[Dataset rows describing interfaces]
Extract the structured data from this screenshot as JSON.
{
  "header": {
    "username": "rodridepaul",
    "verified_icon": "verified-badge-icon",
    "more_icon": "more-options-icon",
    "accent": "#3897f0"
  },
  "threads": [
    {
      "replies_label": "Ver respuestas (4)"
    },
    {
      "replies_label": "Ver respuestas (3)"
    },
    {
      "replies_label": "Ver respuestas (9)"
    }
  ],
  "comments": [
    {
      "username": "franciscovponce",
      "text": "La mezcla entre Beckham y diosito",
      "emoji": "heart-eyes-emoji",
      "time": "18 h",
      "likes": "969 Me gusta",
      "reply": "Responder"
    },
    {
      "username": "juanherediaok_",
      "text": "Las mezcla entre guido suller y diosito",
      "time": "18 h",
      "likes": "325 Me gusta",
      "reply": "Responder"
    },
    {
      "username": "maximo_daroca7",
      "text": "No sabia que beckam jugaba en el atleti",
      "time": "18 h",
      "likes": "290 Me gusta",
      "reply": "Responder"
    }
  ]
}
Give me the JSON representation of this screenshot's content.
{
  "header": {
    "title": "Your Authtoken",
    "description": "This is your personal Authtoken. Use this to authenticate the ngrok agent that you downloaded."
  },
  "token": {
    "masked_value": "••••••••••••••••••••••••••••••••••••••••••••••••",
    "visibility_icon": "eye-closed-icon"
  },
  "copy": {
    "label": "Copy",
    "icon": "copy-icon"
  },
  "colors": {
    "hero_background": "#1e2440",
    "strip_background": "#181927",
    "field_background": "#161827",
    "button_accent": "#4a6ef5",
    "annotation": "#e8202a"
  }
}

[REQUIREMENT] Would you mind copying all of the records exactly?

[SOLUTION FOR THIS PROBLEM]
Extract the structured data from this screenshot as JSON.
{
  "header": {
    "username": "rodridepaul",
    "verified_icon": "verified-badge-icon",
    "more_icon": "more-options-icon",
    "accent": "#3897f0"
  },
  "threads": [
    {
      "replies_label": "Ver respuestas (4)"
    },
    {
      "replies_label": "Ver respuestas (3)"
    },
    {
      "replies_label": "Ver respuestas (9)"
    }
  ],
  "comments": [
    {
      "username": "franciscovponce",
      "text": "La mezcla entre Beckham y diosito",
      "emoji": "heart-eyes-emoji",
      "time": "18 h",
      "likes": "969 Me gusta",
      "reply": "Responder"
    },
    {
      "username": "juanherediaok_",
      "text": "Las mezcla entre guido suller y diosito",
      "time": "18 h",
      "likes": "325 Me gusta",
      "reply": "Responder"
    },
    {
      "username": "maximo_daroca7",
      "text": "No sabia que beckam jugaba en el atleti",
      "time": "18 h",
      "likes": "290 Me gusta",
      "reply": "Responder"
    }
  ]
}
Give me the JSON representation of this screenshot's content.
{
  "header": {
    "title": "Your Authtoken",
    "description": "This is your personal Authtoken. Use this to authenticate the ngrok agent that you downloaded."
  },
  "token": {
    "masked_value": "••••••••••••••••••••••••••••••••••••••••••••••••",
    "visibility_icon": "eye-closed-icon"
  },
  "copy": {
    "label": "Copy",
    "icon": "copy-icon"
  },
  "colors": {
    "hero_background": "#1e2440",
    "strip_background": "#181927",
    "field_background": "#161827",
    "button_accent": "#4a6ef5",
    "annotation": "#e8202a"
  }
}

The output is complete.